And of course HYDRO-carbons when burnt are turned into H2O and CO2.
Water vapor provides far more radiative forcing than carbon dioxide AND even the AGW proponents know this as without it their AGW hypothesis is falisified.
But the IPCC only includes it in AR4 as a _feedback_
I'm wondering where you get that impression? Are you quoting someone? Have you actually delved into AR4? (I don't say 'read' because that's asking way too much. The damned thing is a high-level kloodge and about as much fun as a root canal.)
Page 182: "2.5.6 Tropospheric Water Vapour from Anthropogenic Sources
Anthropogenic use of water is less than 1% of natural sources
of water vapour and about 70% of the use of water for human
activity is from irrigation (Döll, 2002). Several regional studies
have indicated an impact of irrigation on temperature, humidity
The feedbacks section doesn't start until about Page 479.
The Earth's surface is 70% water, and the air over the ocean has 100% relative humidity. Over land, water from irrigation mixes with colder air and any excess water eventually drops out as rain. Wet (humid) air rises, radiates heat to space, and again the water comes out as rain.
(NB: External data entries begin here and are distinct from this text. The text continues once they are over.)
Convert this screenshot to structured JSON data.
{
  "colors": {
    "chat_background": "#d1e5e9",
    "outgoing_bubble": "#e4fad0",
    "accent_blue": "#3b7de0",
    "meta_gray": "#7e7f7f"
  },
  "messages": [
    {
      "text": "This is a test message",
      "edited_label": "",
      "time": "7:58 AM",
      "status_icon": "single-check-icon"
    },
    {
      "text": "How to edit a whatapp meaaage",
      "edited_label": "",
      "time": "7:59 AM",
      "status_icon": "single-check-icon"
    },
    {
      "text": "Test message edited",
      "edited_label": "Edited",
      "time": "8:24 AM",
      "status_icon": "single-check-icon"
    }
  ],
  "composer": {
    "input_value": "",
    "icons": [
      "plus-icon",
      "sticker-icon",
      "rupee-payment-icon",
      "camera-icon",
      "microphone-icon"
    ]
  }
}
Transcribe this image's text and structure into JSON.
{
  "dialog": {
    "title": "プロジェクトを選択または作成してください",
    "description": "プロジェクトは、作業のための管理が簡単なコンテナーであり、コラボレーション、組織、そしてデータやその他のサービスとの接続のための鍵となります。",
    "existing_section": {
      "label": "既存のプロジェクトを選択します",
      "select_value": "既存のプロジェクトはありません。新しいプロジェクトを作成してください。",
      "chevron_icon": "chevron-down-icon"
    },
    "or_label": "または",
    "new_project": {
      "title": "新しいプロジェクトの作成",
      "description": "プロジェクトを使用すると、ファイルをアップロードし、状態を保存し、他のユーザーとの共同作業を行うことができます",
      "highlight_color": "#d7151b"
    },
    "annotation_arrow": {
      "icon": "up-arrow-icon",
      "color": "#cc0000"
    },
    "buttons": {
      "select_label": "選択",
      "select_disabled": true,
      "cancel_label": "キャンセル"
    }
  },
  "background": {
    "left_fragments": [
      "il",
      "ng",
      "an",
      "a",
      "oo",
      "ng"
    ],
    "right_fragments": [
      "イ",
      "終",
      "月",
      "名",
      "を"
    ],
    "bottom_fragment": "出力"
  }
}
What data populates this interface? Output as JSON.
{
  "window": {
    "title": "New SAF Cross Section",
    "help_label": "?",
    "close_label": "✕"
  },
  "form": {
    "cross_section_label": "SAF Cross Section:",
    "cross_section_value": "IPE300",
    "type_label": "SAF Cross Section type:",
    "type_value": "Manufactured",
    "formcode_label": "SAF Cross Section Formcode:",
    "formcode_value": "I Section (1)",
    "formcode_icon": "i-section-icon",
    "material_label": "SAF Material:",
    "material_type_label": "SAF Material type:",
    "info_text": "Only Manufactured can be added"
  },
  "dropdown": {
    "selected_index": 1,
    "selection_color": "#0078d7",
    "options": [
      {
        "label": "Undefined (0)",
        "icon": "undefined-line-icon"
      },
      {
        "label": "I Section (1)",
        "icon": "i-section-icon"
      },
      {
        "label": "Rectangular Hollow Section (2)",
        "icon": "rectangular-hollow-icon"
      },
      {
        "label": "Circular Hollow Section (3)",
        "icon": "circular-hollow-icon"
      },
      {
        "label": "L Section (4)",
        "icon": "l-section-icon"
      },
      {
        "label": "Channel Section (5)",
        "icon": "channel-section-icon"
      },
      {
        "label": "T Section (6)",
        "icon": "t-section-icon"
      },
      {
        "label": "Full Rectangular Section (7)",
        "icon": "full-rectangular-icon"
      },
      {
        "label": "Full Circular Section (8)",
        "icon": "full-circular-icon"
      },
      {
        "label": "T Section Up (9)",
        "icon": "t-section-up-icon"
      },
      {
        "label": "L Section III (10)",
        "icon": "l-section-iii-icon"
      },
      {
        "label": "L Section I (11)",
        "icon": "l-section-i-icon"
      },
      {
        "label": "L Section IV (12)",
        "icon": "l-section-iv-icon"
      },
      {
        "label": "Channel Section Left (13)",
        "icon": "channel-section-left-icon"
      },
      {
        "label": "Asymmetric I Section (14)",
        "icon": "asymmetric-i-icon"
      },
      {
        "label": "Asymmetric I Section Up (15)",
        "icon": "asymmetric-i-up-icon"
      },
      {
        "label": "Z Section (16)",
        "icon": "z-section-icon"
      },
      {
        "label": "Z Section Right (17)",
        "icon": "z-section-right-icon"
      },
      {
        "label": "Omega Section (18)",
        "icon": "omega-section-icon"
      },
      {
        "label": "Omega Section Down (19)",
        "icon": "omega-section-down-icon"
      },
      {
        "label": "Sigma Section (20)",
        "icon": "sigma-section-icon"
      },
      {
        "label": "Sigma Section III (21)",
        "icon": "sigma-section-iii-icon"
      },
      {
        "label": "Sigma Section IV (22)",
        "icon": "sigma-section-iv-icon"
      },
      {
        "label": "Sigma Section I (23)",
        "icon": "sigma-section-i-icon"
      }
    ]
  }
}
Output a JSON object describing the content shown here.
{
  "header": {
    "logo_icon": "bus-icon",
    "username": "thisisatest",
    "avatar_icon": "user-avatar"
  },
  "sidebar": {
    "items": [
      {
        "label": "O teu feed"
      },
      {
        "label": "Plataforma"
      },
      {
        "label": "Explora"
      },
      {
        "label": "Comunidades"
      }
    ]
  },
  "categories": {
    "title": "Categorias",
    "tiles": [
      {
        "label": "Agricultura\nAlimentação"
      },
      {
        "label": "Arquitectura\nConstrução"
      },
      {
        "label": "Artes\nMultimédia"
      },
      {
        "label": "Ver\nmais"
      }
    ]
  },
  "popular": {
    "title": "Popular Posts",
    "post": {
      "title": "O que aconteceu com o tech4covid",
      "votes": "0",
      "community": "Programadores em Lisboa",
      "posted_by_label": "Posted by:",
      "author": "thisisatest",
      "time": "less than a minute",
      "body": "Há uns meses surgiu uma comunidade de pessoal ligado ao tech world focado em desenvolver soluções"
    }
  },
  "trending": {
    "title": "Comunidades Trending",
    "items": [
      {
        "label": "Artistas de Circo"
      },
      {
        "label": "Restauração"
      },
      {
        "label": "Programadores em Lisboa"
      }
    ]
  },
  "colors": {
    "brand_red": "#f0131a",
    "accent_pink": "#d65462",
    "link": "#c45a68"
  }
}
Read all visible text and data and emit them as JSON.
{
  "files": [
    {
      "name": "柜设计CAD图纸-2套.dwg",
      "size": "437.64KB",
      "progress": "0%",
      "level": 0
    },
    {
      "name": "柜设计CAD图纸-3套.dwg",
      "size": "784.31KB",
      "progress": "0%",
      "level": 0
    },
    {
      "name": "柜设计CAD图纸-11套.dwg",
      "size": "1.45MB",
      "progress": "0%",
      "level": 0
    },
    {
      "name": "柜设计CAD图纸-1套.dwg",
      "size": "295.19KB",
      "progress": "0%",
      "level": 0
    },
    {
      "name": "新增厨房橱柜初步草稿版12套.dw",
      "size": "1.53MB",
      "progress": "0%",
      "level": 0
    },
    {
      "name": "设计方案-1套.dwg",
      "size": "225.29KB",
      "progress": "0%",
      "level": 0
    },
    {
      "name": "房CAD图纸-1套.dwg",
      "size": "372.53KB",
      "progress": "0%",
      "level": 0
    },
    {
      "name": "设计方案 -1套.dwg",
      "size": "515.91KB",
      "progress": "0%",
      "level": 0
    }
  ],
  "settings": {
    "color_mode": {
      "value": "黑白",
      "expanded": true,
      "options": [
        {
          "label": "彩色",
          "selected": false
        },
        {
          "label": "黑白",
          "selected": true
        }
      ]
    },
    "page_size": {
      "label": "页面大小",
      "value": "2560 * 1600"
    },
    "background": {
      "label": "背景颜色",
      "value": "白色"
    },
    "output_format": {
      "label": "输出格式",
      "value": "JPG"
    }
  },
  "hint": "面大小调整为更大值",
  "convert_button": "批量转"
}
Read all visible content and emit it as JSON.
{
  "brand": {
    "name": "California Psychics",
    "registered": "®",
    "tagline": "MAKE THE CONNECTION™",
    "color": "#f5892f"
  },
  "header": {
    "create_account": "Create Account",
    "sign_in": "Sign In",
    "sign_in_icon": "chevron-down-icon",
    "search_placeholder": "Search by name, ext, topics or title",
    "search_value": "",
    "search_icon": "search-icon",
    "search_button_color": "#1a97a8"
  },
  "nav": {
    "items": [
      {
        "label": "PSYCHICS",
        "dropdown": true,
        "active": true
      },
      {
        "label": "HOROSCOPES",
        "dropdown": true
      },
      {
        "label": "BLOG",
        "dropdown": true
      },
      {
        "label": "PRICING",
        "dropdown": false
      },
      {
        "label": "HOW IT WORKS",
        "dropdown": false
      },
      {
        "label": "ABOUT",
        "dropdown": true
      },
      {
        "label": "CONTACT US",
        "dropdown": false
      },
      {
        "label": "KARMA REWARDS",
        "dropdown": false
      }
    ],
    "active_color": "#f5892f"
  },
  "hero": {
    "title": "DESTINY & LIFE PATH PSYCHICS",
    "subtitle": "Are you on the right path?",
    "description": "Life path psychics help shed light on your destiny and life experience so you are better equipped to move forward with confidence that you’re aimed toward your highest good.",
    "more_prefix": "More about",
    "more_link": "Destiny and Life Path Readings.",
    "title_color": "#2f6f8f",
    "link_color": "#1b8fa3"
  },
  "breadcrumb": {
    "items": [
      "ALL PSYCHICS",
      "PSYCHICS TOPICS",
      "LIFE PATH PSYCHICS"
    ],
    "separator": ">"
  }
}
As the fabulous IPCC says, irrigation causes only about 1% of the H²O in the atmosphere. They might lie to you, but I won't.